** Opening Exercise inputs block **

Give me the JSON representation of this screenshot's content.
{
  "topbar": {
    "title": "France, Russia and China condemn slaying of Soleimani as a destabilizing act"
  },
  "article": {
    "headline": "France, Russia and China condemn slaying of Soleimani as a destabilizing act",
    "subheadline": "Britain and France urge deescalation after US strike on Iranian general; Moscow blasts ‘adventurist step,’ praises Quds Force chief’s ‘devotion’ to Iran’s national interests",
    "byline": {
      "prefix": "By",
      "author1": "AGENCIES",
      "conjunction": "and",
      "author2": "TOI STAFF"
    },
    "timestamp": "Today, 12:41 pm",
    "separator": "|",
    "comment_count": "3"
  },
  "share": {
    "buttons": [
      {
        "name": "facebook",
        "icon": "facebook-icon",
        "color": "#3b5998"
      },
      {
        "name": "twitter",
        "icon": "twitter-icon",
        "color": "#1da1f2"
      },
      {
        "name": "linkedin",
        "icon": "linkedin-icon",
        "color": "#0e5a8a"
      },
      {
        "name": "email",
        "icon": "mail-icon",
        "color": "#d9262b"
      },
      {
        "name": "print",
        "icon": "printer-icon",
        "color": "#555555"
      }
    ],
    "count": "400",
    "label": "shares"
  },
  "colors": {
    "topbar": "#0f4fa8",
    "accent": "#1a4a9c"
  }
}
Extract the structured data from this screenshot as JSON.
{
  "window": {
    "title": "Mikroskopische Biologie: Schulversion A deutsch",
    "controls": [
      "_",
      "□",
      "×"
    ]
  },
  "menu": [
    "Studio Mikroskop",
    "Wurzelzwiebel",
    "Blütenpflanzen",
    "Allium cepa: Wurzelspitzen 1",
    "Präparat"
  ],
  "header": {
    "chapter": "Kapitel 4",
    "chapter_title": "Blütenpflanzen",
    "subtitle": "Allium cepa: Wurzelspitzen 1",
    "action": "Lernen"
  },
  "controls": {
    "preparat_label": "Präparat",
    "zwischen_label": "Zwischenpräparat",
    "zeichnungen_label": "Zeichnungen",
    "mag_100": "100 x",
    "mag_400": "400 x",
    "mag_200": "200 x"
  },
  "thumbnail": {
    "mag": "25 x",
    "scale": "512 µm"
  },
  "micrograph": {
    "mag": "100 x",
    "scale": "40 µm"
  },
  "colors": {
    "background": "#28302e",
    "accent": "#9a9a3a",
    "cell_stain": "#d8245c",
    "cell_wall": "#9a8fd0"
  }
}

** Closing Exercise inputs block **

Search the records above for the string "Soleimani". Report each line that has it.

_Your solution:_
    "title": "France, Russia and China condemn slaying of Soleimani as a destabilizing act"
    "headline": "France, Russia and China condemn slaying of Soleimani as a destabilizing act",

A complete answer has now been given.